● Assigned task
Each entry below is to be restated word for word, with no pictures carried over.
[[ Input material, beginning ]]
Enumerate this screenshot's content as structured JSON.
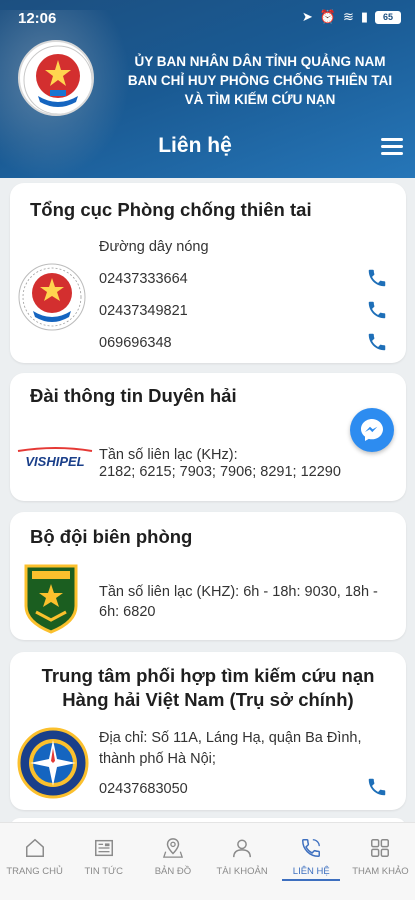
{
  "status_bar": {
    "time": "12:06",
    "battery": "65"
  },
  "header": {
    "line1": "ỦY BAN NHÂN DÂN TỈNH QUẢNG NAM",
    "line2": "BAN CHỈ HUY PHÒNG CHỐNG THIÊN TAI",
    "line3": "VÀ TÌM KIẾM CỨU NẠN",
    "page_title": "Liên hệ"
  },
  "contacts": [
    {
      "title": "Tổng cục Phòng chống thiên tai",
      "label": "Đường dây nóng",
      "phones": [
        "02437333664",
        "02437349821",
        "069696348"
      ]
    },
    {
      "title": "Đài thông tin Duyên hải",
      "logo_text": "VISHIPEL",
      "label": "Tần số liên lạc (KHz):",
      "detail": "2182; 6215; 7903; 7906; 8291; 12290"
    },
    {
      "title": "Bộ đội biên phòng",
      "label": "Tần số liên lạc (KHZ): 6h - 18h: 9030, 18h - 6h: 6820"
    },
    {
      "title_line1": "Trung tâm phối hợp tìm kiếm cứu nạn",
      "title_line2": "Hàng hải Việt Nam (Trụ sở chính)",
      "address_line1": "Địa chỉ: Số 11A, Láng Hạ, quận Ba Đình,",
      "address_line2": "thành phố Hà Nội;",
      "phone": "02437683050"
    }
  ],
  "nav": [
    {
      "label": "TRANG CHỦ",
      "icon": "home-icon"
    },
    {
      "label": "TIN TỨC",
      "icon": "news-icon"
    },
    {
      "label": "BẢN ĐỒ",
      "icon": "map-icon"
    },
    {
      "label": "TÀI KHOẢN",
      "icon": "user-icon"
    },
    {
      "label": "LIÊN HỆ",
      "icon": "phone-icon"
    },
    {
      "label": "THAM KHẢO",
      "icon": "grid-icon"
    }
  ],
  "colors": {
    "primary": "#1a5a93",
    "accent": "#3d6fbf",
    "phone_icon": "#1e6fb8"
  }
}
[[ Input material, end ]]
● Answer box
Enumerate this screenshot's content as structured JSON.
{
  "status_bar": {
    "time": "12:06",
    "battery": "65"
  },
  "header": {
    "line1": "ỦY BAN NHÂN DÂN TỈNH QUẢNG NAM",
    "line2": "BAN CHỈ HUY PHÒNG CHỐNG THIÊN TAI",
    "line3": "VÀ TÌM KIẾM CỨU NẠN",
    "page_title": "Liên hệ"
  },
  "contacts": [
    {
      "title": "Tổng cục Phòng chống thiên tai",
      "label": "Đường dây nóng",
      "phones": [
        "02437333664",
        "02437349821",
        "069696348"
      ]
    },
    {
      "title": "Đài thông tin Duyên hải",
      "logo_text": "VISHIPEL",
      "label": "Tần số liên lạc (KHz):",
      "detail": "2182; 6215; 7903; 7906; 8291; 12290"
    },
    {
      "title": "Bộ đội biên phòng",
      "label": "Tần số liên lạc (KHZ): 6h - 18h: 9030, 18h - 6h: 6820"
    },
    {
      "title_line1": "Trung tâm phối hợp tìm kiếm cứu nạn",
      "title_line2": "Hàng hải Việt Nam (Trụ sở chính)",
      "address_line1": "Địa chỉ: Số 11A, Láng Hạ, quận Ba Đình,",
      "address_line2": "thành phố Hà Nội;",
      "phone": "02437683050"
    }
  ],
  "nav": [
    {
      "label": "TRANG CHỦ",
      "icon": "home-icon"
    },
    {
      "label": "TIN TỨC",
      "icon": "news-icon"
    },
    {
      "label": "BẢN ĐỒ",
      "icon": "map-icon"
    },
    {
      "label": "TÀI KHOẢN",
      "icon": "user-icon"
    },
    {
      "label": "LIÊN HỆ",
      "icon": "phone-icon"
    },
    {
      "label": "THAM KHẢO",
      "icon": "grid-icon"
    }
  ],
  "colors": {
    "primary": "#1a5a93",
    "accent": "#3d6fbf",
    "phone_icon": "#1e6fb8"
  }
}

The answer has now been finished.